→ Exercise: Would you retype each record exactly as given?

→ Listed records:
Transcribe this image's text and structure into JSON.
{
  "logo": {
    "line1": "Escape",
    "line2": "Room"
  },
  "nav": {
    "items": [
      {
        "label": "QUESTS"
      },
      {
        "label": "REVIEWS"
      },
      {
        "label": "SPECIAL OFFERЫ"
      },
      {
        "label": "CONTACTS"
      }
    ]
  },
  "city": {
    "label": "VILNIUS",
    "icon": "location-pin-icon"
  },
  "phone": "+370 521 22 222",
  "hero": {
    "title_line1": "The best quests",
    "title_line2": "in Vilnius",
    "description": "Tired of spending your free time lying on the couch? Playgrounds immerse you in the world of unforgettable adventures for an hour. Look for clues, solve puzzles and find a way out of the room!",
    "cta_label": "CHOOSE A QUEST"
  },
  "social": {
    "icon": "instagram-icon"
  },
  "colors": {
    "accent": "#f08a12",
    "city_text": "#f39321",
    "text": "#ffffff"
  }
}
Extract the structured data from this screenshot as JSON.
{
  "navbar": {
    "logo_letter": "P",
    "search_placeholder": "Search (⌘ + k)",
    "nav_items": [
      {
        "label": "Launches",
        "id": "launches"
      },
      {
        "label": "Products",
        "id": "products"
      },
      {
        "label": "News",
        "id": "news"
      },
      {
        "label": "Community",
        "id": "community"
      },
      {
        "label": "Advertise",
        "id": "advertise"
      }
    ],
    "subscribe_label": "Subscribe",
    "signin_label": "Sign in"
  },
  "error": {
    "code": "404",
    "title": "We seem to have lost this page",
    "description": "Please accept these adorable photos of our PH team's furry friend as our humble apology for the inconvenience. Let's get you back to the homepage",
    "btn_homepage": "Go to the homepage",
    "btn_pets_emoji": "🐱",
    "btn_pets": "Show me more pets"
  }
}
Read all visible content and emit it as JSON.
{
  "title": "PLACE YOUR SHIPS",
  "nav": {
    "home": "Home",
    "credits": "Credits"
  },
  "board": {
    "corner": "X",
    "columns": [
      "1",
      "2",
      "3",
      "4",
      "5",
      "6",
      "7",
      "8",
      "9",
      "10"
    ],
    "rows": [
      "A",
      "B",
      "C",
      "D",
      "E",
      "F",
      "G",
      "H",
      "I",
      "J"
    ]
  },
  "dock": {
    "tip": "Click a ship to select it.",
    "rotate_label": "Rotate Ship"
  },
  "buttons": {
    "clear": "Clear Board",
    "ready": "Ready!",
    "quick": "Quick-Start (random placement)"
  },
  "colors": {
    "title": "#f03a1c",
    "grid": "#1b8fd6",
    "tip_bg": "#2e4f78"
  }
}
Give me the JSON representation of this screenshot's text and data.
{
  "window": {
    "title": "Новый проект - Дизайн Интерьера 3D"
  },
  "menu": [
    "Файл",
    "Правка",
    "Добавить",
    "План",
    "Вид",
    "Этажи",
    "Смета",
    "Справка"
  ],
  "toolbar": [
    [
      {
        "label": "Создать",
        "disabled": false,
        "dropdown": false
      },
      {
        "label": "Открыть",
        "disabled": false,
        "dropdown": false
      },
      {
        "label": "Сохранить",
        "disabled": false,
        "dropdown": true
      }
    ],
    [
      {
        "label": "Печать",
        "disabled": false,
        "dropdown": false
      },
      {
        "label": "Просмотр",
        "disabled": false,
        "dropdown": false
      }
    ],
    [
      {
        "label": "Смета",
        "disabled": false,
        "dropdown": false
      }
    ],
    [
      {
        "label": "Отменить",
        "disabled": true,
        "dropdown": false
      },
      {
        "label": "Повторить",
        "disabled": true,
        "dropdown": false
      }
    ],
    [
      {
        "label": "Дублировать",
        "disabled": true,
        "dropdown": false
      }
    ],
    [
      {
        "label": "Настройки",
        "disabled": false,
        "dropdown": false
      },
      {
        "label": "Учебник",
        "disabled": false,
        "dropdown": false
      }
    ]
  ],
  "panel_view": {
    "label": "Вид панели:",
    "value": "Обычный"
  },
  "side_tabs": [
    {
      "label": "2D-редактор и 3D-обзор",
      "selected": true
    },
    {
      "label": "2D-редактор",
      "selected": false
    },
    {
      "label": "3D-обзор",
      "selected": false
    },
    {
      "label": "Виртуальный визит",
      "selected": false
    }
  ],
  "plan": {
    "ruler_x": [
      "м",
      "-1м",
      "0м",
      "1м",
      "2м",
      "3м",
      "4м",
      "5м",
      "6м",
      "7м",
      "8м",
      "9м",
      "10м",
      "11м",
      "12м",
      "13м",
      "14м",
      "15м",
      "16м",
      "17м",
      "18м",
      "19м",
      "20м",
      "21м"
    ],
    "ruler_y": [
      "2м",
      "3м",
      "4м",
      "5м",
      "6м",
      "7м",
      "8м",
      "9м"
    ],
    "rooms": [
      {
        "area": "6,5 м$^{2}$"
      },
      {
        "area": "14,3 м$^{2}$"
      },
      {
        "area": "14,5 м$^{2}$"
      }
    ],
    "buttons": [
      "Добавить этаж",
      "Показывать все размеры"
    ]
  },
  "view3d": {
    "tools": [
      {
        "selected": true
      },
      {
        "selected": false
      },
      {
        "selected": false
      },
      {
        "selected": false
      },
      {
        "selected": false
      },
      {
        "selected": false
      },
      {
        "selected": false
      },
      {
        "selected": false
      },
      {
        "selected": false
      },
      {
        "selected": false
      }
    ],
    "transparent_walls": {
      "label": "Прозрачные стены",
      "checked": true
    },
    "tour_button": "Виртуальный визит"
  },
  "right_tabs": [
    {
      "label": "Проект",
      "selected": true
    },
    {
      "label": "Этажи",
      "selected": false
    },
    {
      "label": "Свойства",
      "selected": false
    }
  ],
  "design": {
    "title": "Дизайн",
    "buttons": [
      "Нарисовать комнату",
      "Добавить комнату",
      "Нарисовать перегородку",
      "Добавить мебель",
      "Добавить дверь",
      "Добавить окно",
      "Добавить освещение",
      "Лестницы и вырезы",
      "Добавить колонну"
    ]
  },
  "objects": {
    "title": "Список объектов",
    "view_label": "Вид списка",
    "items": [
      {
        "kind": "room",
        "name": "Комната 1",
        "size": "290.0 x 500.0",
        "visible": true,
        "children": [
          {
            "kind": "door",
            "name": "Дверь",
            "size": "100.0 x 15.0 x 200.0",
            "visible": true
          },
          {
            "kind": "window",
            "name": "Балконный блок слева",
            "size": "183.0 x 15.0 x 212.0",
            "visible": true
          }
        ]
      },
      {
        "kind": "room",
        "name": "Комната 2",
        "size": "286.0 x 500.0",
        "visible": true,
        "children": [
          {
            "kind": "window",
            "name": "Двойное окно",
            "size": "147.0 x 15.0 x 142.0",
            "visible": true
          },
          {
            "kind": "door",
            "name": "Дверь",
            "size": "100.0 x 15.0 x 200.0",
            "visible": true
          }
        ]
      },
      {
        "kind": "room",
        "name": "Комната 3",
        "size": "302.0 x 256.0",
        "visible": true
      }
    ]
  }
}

→ Reply to the task:
Transcribe this image's text and structure into JSON.
{
  "logo": {
    "line1": "Escape",
    "line2": "Room"
  },
  "nav": {
    "items": [
      {
        "label": "QUESTS"
      },
      {
        "label": "REVIEWS"
      },
      {
        "label": "SPECIAL OFFERЫ"
      },
      {
        "label": "CONTACTS"
      }
    ]
  },
  "city": {
    "label": "VILNIUS",
    "icon": "location-pin-icon"
  },
  "phone": "+370 521 22 222",
  "hero": {
    "title_line1": "The best quests",
    "title_line2": "in Vilnius",
    "description": "Tired of spending your free time lying on the couch? Playgrounds immerse you in the world of unforgettable adventures for an hour. Look for clues, solve puzzles and find a way out of the room!",
    "cta_label": "CHOOSE A QUEST"
  },
  "social": {
    "icon": "instagram-icon"
  },
  "colors": {
    "accent": "#f08a12",
    "city_text": "#f39321",
    "text": "#ffffff"
  }
}
Extract the structured data from this screenshot as JSON.
{
  "navbar": {
    "logo_letter": "P",
    "search_placeholder": "Search (⌘ + k)",
    "nav_items": [
      {
        "label": "Launches",
        "id": "launches"
      },
      {
        "label": "Products",
        "id": "products"
      },
      {
        "label": "News",
        "id": "news"
      },
      {
        "label": "Community",
        "id": "community"
      },
      {
        "label": "Advertise",
        "id": "advertise"
      }
    ],
    "subscribe_label": "Subscribe",
    "signin_label": "Sign in"
  },
  "error": {
    "code": "404",
    "title": "We seem to have lost this page",
    "description": "Please accept these adorable photos of our PH team's furry friend as our humble apology for the inconvenience. Let's get you back to the homepage",
    "btn_homepage": "Go to the homepage",
    "btn_pets_emoji": "🐱",
    "btn_pets": "Show me more pets"
  }
}
Read all visible content and emit it as JSON.
{
  "title": "PLACE YOUR SHIPS",
  "nav": {
    "home": "Home",
    "credits": "Credits"
  },
  "board": {
    "corner": "X",
    "columns": [
      "1",
      "2",
      "3",
      "4",
      "5",
      "6",
      "7",
      "8",
      "9",
      "10"
    ],
    "rows": [
      "A",
      "B",
      "C",
      "D",
      "E",
      "F",
      "G",
      "H",
      "I",
      "J"
    ]
  },
  "dock": {
    "tip": "Click a ship to select it.",
    "rotate_label": "Rotate Ship"
  },
  "buttons": {
    "clear": "Clear Board",
    "ready": "Ready!",
    "quick": "Quick-Start (random placement)"
  },
  "colors": {
    "title": "#f03a1c",
    "grid": "#1b8fd6",
    "tip_bg": "#2e4f78"
  }
}
Give me the JSON representation of this screenshot's text and data.
{
  "window": {
    "title": "Новый проект - Дизайн Интерьера 3D"
  },
  "menu": [
    "Файл",
    "Правка",
    "Добавить",
    "План",
    "Вид",
    "Этажи",
    "Смета",
    "Справка"
  ],
  "toolbar": [
    [
      {
        "label": "Создать",
        "disabled": false,
        "dropdown": false
      },
      {
        "label": "Открыть",
        "disabled": false,
        "dropdown": false
      },
      {
        "label": "Сохранить",
        "disabled": false,
        "dropdown": true
      }
    ],
    [
      {
        "label": "Печать",
        "disabled": false,
        "dropdown": false
      },
      {
        "label": "Просмотр",
        "disabled": false,
        "dropdown": false
      }
    ],
    [
      {
        "label": "Смета",
        "disabled": false,
        "dropdown": false
      }
    ],
    [
      {
        "label": "Отменить",
        "disabled": true,
        "dropdown": false
      },
      {
        "label": "Повторить",
        "disabled": true,
        "dropdown": false
      }
    ],
    [
      {
        "label": "Дублировать",
        "disabled": true,
        "dropdown": false
      }
    ],
    [
      {
        "label": "Настройки",
        "disabled": false,
        "dropdown": false
      },
      {
        "label": "Учебник",
        "disabled": false,
        "dropdown": false
      }
    ]
  ],
  "panel_view": {
    "label": "Вид панели:",
    "value": "Обычный"
  },
  "side_tabs": [
    {
      "label": "2D-редактор и 3D-обзор",
      "selected": true
    },
    {
      "label": "2D-редактор",
      "selected": false
    },
    {
      "label": "3D-обзор",
      "selected": false
    },
    {
      "label": "Виртуальный визит",
      "selected": false
    }
  ],
  "plan": {
    "ruler_x": [
      "м",
      "-1м",
      "0м",
      "1м",
      "2м",
      "3м",
      "4м",
      "5м",
      "6м",
      "7м",
      "8м",
      "9м",
      "10м",
      "11м",
      "12м",
      "13м",
      "14м",
      "15м",
      "16м",
      "17м",
      "18м",
      "19м",
      "20м",
      "21м"
    ],
    "ruler_y": [
      "2м",
      "3м",
      "4м",
      "5м",
      "6м",
      "7м",
      "8м",
      "9м"
    ],
    "rooms": [
      {
        "area": "6,5 м$^{2}$"
      },
      {
        "area": "14,3 м$^{2}$"
      },
      {
        "area": "14,5 м$^{2}$"
      }
    ],
    "buttons": [
      "Добавить этаж",
      "Показывать все размеры"
    ]
  },
  "view3d": {
    "tools": [
      {
        "selected": true
      },
      {
        "selected": false
      },
      {
        "selected": false
      },
      {
        "selected": false
      },
      {
        "selected": false
      },
      {
        "selected": false
      },
      {
        "selected": false
      },
      {
        "selected": false
      },
      {
        "selected": false
      },
      {
        "selected": false
      }
    ],
    "transparent_walls": {
      "label": "Прозрачные стены",
      "checked": true
    },
    "tour_button": "Виртуальный визит"
  },
  "right_tabs": [
    {
      "label": "Проект",
      "selected": true
    },
    {
      "label": "Этажи",
      "selected": false
    },
    {
      "label": "Свойства",
      "selected": false
    }
  ],
  "design": {
    "title": "Дизайн",
    "buttons": [
      "Нарисовать комнату",
      "Добавить комнату",
      "Нарисовать перегородку",
      "Добавить мебель",
      "Добавить дверь",
      "Добавить окно",
      "Добавить освещение",
      "Лестницы и вырезы",
      "Добавить колонну"
    ]
  },
  "objects": {
    "title": "Список объектов",
    "view_label": "Вид списка",
    "items": [
      {
        "kind": "room",
        "name": "Комната 1",
        "size": "290.0 x 500.0",
        "visible": true,
        "children": [
          {
            "kind": "door",
            "name": "Дверь",
            "size": "100.0 x 15.0 x 200.0",
            "visible": true
          },
          {
            "kind": "window",
            "name": "Балконный блок слева",
            "size": "183.0 x 15.0 x 212.0",
            "visible": true
          }
        ]
      },
      {
        "kind": "room",
        "name": "Комната 2",
        "size": "286.0 x 500.0",
        "visible": true,
        "children": [
          {
            "kind": "window",
            "name": "Двойное окно",
            "size": "147.0 x 15.0 x 142.0",
            "visible": true
          },
          {
            "kind": "door",
            "name": "Дверь",
            "size": "100.0 x 15.0 x 200.0",
            "visible": true
          }
        ]
      },
      {
        "kind": "room",
        "name": "Комната 3",
        "size": "302.0 x 256.0",
        "visible": true
      }
    ]
  }
}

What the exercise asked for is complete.